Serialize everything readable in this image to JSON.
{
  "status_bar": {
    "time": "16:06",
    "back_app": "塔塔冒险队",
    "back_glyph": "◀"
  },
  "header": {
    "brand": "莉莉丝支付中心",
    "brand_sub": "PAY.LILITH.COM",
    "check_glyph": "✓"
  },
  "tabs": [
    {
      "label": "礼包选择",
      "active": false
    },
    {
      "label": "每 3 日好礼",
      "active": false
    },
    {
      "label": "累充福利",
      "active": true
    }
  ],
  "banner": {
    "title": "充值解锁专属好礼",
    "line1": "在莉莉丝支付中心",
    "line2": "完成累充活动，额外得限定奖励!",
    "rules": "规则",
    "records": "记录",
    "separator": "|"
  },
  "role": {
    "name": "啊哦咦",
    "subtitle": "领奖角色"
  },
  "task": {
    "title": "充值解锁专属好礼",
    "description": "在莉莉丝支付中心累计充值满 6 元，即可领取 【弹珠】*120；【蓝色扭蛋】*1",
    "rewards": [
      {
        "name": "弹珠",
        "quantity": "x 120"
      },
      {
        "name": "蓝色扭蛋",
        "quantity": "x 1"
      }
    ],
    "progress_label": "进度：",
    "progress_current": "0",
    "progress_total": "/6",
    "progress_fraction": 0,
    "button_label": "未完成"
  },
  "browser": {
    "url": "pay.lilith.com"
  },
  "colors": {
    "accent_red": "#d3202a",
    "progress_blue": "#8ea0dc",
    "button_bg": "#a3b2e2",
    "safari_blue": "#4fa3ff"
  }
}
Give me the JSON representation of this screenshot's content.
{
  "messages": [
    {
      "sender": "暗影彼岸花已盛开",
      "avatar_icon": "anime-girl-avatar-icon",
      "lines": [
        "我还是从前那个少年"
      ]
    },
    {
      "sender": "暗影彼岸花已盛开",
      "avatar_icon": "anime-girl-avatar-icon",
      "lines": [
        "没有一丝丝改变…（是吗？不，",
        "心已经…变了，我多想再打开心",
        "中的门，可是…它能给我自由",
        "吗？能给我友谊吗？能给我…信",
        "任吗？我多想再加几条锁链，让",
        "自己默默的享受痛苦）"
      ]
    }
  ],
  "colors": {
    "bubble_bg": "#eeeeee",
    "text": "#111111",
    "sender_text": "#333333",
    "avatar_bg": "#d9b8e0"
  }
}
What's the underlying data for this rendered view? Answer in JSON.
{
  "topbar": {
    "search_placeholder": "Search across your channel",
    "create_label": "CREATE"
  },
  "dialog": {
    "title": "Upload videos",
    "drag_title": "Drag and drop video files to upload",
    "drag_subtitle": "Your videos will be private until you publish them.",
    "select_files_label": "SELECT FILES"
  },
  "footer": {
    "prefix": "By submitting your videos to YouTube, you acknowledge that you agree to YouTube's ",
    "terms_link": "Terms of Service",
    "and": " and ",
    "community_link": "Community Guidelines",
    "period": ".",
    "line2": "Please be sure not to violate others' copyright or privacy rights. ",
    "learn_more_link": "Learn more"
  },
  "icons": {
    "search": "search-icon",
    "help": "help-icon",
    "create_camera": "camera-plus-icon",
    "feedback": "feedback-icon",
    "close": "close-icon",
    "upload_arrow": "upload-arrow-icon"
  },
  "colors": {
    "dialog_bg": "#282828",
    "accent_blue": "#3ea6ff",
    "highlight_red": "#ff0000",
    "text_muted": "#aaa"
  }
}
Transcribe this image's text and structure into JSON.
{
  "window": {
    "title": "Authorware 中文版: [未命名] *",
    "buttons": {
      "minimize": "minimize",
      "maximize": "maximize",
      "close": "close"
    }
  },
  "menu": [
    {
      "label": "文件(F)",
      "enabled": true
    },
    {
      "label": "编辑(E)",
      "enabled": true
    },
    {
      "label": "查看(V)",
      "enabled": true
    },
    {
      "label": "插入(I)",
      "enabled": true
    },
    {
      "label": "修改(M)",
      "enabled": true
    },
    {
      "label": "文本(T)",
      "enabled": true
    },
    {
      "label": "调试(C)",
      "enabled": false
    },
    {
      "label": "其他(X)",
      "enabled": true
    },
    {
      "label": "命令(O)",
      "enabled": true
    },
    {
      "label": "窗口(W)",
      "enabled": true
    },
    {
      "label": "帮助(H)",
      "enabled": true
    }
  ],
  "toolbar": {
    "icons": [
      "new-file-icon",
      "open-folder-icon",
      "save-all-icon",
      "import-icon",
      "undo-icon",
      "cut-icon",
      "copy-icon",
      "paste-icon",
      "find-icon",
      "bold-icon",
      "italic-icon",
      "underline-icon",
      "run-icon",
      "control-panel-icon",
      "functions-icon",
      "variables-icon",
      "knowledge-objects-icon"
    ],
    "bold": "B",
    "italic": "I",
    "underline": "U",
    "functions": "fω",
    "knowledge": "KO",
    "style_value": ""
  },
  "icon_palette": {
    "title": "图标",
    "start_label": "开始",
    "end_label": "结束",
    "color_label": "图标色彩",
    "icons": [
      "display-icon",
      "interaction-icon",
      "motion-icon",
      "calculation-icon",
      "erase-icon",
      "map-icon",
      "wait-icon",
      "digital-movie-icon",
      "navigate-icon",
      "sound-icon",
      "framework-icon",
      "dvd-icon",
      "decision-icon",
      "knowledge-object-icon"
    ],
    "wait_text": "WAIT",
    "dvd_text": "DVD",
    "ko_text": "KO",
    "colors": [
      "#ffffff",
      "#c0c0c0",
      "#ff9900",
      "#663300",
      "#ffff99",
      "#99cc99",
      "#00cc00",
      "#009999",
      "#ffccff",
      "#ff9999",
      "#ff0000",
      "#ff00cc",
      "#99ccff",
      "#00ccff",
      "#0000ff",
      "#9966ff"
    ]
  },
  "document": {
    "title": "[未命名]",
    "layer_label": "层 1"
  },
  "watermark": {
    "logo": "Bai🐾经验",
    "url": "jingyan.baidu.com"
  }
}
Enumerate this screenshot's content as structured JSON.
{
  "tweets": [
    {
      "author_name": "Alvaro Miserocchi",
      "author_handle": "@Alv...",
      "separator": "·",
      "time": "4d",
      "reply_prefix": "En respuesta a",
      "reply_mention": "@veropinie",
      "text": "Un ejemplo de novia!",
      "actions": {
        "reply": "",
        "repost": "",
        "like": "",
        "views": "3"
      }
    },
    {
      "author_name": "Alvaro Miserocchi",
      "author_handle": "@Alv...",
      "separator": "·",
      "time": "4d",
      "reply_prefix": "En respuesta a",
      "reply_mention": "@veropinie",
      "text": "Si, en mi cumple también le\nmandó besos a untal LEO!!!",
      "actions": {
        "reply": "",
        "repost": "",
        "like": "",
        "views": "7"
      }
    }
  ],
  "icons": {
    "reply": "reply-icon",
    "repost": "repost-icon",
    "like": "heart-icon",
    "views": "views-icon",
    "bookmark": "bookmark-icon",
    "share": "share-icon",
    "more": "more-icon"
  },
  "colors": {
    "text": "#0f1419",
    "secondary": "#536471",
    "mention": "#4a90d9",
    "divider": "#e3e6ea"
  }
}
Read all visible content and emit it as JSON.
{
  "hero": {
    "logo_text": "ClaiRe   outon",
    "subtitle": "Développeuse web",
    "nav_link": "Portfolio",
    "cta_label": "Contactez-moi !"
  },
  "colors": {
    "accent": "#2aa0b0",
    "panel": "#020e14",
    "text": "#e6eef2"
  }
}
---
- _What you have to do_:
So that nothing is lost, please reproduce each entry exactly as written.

- _Answer section_:
Serialize everything readable in this image to JSON.
{
  "status_bar": {
    "time": "16:06",
    "back_app": "塔塔冒险队",
    "back_glyph": "◀"
  },
  "header": {
    "brand": "莉莉丝支付中心",
    "brand_sub": "PAY.LILITH.COM",
    "check_glyph": "✓"
  },
  "tabs": [
    {
      "label": "礼包选择",
      "active": false
    },
    {
      "label": "每 3 日好礼",
      "active": false
    },
    {
      "label": "累充福利",
      "active": true
    }
  ],
  "banner": {
    "title": "充值解锁专属好礼",
    "line1": "在莉莉丝支付中心",
    "line2": "完成累充活动，额外得限定奖励!",
    "rules": "规则",
    "records": "记录",
    "separator": "|"
  },
  "role": {
    "name": "啊哦咦",
    "subtitle": "领奖角色"
  },
  "task": {
    "title": "充值解锁专属好礼",
    "description": "在莉莉丝支付中心累计充值满 6 元，即可领取 【弹珠】*120；【蓝色扭蛋】*1",
    "rewards": [
      {
        "name": "弹珠",
        "quantity": "x 120"
      },
      {
        "name": "蓝色扭蛋",
        "quantity": "x 1"
      }
    ],
    "progress_label": "进度：",
    "progress_current": "0",
    "progress_total": "/6",
    "progress_fraction": 0,
    "button_label": "未完成"
  },
  "browser": {
    "url": "pay.lilith.com"
  },
  "colors": {
    "accent_red": "#d3202a",
    "progress_blue": "#8ea0dc",
    "button_bg": "#a3b2e2",
    "safari_blue": "#4fa3ff"
  }
}
Give me the JSON representation of this screenshot's content.
{
  "messages": [
    {
      "sender": "暗影彼岸花已盛开",
      "avatar_icon": "anime-girl-avatar-icon",
      "lines": [
        "我还是从前那个少年"
      ]
    },
    {
      "sender": "暗影彼岸花已盛开",
      "avatar_icon": "anime-girl-avatar-icon",
      "lines": [
        "没有一丝丝改变…（是吗？不，",
        "心已经…变了，我多想再打开心",
        "中的门，可是…它能给我自由",
        "吗？能给我友谊吗？能给我…信",
        "任吗？我多想再加几条锁链，让",
        "自己默默的享受痛苦）"
      ]
    }
  ],
  "colors": {
    "bubble_bg": "#eeeeee",
    "text": "#111111",
    "sender_text": "#333333",
    "avatar_bg": "#d9b8e0"
  }
}
What's the underlying data for this rendered view? Answer in JSON.
{
  "topbar": {
    "search_placeholder": "Search across your channel",
    "create_label": "CREATE"
  },
  "dialog": {
    "title": "Upload videos",
    "drag_title": "Drag and drop video files to upload",
    "drag_subtitle": "Your videos will be private until you publish them.",
    "select_files_label": "SELECT FILES"
  },
  "footer": {
    "prefix": "By submitting your videos to YouTube, you acknowledge that you agree to YouTube's ",
    "terms_link": "Terms of Service",
    "and": " and ",
    "community_link": "Community Guidelines",
    "period": ".",
    "line2": "Please be sure not to violate others' copyright or privacy rights. ",
    "learn_more_link": "Learn more"
  },
  "icons": {
    "search": "search-icon",
    "help": "help-icon",
    "create_camera": "camera-plus-icon",
    "feedback": "feedback-icon",
    "close": "close-icon",
    "upload_arrow": "upload-arrow-icon"
  },
  "colors": {
    "dialog_bg": "#282828",
    "accent_blue": "#3ea6ff",
    "highlight_red": "#ff0000",
    "text_muted": "#aaa"
  }
}
Transcribe this image's text and structure into JSON.
{
  "window": {
    "title": "Authorware 中文版: [未命名] *",
    "buttons": {
      "minimize": "minimize",
      "maximize": "maximize",
      "close": "close"
    }
  },
  "menu": [
    {
      "label": "文件(F)",
      "enabled": true
    },
    {
      "label": "编辑(E)",
      "enabled": true
    },
    {
      "label": "查看(V)",
      "enabled": true
    },
    {
      "label": "插入(I)",
      "enabled": true
    },
    {
      "label": "修改(M)",
      "enabled": true
    },
    {
      "label": "文本(T)",
      "enabled": true
    },
    {
      "label": "调试(C)",
      "enabled": false
    },
    {
      "label": "其他(X)",
      "enabled": true
    },
    {
      "label": "命令(O)",
      "enabled": true
    },
    {
      "label": "窗口(W)",
      "enabled": true
    },
    {
      "label": "帮助(H)",
      "enabled": true
    }
  ],
  "toolbar": {
    "icons": [
      "new-file-icon",
      "open-folder-icon",
      "save-all-icon",
      "import-icon",
      "undo-icon",
      "cut-icon",
      "copy-icon",
      "paste-icon",
      "find-icon",
      "bold-icon",
      "italic-icon",
      "underline-icon",
      "run-icon",
      "control-panel-icon",
      "functions-icon",
      "variables-icon",
      "knowledge-objects-icon"
    ],
    "bold": "B",
    "italic": "I",
    "underline": "U",
    "functions": "fω",
    "knowledge": "KO",
    "style_value": ""
  },
  "icon_palette": {
    "title": "图标",
    "start_label": "开始",
    "end_label": "结束",
    "color_label": "图标色彩",
    "icons": [
      "display-icon",
      "interaction-icon",
      "motion-icon",
      "calculation-icon",
      "erase-icon",
      "map-icon",
      "wait-icon",
      "digital-movie-icon",
      "navigate-icon",
      "sound-icon",
      "framework-icon",
      "dvd-icon",
      "decision-icon",
      "knowledge-object-icon"
    ],
    "wait_text": "WAIT",
    "dvd_text": "DVD",
    "ko_text": "KO",
    "colors": [
      "#ffffff",
      "#c0c0c0",
      "#ff9900",
      "#663300",
      "#ffff99",
      "#99cc99",
      "#00cc00",
      "#009999",
      "#ffccff",
      "#ff9999",
      "#ff0000",
      "#ff00cc",
      "#99ccff",
      "#00ccff",
      "#0000ff",
      "#9966ff"
    ]
  },
  "document": {
    "title": "[未命名]",
    "layer_label": "层 1"
  },
  "watermark": {
    "logo": "Bai🐾经验",
    "url": "jingyan.baidu.com"
  }
}
Enumerate this screenshot's content as structured JSON.
{
  "tweets": [
    {
      "author_name": "Alvaro Miserocchi",
      "author_handle": "@Alv...",
      "separator": "·",
      "time": "4d",
      "reply_prefix": "En respuesta a",
      "reply_mention": "@veropinie",
      "text": "Un ejemplo de novia!",
      "actions": {
        "reply": "",
        "repost": "",
        "like": "",
        "views": "3"
      }
    },
    {
      "author_name": "Alvaro Miserocchi",
      "author_handle": "@Alv...",
      "separator": "·",
      "time": "4d",
      "reply_prefix": "En respuesta a",
      "reply_mention": "@veropinie",
      "text": "Si, en mi cumple también le\nmandó besos a untal LEO!!!",
      "actions": {
        "reply": "",
        "repost": "",
        "like": "",
        "views": "7"
      }
    }
  ],
  "icons": {
    "reply": "reply-icon",
    "repost": "repost-icon",
    "like": "heart-icon",
    "views": "views-icon",
    "bookmark": "bookmark-icon",
    "share": "share-icon",
    "more": "more-icon"
  },
  "colors": {
    "text": "#0f1419",
    "secondary": "#536471",
    "mention": "#4a90d9",
    "divider": "#e3e6ea"
  }
}
Read all visible content and emit it as JSON.
{
  "hero": {
    "logo_text": "ClaiRe   outon",
    "subtitle": "Développeuse web",
    "nav_link": "Portfolio",
    "cta_label": "Contactez-moi !"
  },
  "colors": {
    "accent": "#2aa0b0",
    "panel": "#020e14",
    "text": "#e6eef2"
  }
}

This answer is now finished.